### Work item
Scan the lines below for "this" and copy the matches.
Content starts
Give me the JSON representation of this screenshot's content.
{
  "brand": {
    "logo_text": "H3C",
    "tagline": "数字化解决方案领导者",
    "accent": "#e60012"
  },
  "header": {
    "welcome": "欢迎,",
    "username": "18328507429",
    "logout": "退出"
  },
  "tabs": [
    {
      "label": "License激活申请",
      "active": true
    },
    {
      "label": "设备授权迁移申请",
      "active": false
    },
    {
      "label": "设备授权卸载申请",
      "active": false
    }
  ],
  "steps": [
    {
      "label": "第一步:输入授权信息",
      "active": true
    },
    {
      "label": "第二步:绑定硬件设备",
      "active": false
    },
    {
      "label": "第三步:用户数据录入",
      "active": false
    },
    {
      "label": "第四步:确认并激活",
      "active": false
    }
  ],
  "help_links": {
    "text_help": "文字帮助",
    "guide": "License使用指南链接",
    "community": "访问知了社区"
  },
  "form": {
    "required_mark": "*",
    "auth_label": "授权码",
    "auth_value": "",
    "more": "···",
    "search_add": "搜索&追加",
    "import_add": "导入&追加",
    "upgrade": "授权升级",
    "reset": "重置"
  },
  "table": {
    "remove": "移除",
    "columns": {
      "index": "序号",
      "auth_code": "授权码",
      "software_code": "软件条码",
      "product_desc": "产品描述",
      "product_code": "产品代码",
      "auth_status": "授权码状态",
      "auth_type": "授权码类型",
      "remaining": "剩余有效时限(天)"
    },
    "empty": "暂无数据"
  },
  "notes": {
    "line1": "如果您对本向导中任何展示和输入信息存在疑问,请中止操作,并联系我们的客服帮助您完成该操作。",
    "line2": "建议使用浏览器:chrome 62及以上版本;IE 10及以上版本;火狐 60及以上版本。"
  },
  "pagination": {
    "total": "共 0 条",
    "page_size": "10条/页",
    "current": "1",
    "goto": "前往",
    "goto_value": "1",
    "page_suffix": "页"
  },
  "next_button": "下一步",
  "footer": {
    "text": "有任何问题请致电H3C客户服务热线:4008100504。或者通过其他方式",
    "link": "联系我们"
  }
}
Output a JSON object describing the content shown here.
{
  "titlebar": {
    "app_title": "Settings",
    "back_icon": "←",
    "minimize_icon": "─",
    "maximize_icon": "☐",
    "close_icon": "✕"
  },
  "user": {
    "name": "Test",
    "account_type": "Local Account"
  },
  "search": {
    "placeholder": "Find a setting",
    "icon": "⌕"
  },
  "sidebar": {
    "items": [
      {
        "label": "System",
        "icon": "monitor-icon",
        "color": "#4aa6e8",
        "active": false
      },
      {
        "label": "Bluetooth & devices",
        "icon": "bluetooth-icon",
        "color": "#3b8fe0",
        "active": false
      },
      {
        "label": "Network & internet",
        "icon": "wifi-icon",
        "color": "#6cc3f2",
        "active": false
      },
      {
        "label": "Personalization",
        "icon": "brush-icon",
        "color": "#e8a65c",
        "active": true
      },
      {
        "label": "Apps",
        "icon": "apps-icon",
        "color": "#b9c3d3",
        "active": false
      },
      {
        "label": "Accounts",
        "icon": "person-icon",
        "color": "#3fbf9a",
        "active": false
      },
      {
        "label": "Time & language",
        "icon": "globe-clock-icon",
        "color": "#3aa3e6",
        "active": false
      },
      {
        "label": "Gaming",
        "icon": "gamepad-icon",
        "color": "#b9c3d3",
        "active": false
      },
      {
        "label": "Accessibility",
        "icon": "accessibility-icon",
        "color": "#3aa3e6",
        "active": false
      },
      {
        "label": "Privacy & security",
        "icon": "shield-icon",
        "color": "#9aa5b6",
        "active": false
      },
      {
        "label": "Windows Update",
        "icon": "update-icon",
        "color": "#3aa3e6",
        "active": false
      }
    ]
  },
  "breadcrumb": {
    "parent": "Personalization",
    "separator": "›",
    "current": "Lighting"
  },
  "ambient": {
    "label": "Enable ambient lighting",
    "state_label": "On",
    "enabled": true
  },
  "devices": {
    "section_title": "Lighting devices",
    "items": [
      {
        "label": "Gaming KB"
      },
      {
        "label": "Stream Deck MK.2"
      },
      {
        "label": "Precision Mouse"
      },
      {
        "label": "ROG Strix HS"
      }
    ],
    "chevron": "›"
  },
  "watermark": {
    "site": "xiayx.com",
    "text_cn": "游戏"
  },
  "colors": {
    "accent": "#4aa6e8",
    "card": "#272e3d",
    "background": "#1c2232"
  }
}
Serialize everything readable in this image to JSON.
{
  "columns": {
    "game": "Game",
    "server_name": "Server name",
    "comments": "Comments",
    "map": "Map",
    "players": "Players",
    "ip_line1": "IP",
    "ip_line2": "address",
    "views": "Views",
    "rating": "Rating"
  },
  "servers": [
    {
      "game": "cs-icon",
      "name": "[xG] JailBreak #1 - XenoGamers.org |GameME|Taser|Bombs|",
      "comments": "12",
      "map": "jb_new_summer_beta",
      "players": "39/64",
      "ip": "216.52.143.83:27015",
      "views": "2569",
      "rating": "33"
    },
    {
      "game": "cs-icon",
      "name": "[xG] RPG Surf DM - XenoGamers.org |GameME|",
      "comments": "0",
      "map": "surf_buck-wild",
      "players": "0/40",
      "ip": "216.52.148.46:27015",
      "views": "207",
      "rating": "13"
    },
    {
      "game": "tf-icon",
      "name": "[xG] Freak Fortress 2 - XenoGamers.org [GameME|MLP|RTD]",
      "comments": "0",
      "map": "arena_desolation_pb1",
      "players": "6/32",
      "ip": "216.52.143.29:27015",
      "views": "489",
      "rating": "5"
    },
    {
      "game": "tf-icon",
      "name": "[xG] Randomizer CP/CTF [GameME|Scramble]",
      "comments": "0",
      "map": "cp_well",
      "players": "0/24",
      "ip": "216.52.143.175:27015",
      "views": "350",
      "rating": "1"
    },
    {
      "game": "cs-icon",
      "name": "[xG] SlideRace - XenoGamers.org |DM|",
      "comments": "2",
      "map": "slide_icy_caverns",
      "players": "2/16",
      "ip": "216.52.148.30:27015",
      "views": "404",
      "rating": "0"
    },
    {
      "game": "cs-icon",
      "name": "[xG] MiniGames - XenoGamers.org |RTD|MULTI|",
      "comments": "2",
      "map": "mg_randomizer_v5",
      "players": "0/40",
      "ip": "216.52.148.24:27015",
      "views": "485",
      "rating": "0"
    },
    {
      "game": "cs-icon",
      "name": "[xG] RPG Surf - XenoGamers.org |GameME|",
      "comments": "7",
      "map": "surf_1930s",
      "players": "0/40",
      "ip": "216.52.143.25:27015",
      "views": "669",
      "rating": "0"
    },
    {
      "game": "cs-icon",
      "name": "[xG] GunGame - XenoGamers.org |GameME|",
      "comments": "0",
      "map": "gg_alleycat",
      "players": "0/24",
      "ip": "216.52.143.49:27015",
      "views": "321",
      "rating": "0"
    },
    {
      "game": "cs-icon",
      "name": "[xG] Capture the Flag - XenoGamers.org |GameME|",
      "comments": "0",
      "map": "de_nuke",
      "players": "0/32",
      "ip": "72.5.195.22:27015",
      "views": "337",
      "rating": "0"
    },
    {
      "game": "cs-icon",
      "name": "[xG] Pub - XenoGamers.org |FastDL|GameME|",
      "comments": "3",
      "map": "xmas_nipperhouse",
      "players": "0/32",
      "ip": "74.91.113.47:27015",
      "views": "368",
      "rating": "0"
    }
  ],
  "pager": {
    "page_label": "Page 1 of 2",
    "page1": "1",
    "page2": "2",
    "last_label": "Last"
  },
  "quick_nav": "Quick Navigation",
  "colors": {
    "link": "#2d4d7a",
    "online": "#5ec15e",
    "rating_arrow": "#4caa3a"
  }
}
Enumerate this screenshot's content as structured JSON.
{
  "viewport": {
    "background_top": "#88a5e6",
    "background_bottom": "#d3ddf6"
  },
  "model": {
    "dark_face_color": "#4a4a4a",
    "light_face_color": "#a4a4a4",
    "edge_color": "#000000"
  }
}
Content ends
### Solved problem
Give me the JSON representation of this screenshot's content.
Serialize everything readable in this image to JSON.
Enumerate this screenshot's content as structured JSON.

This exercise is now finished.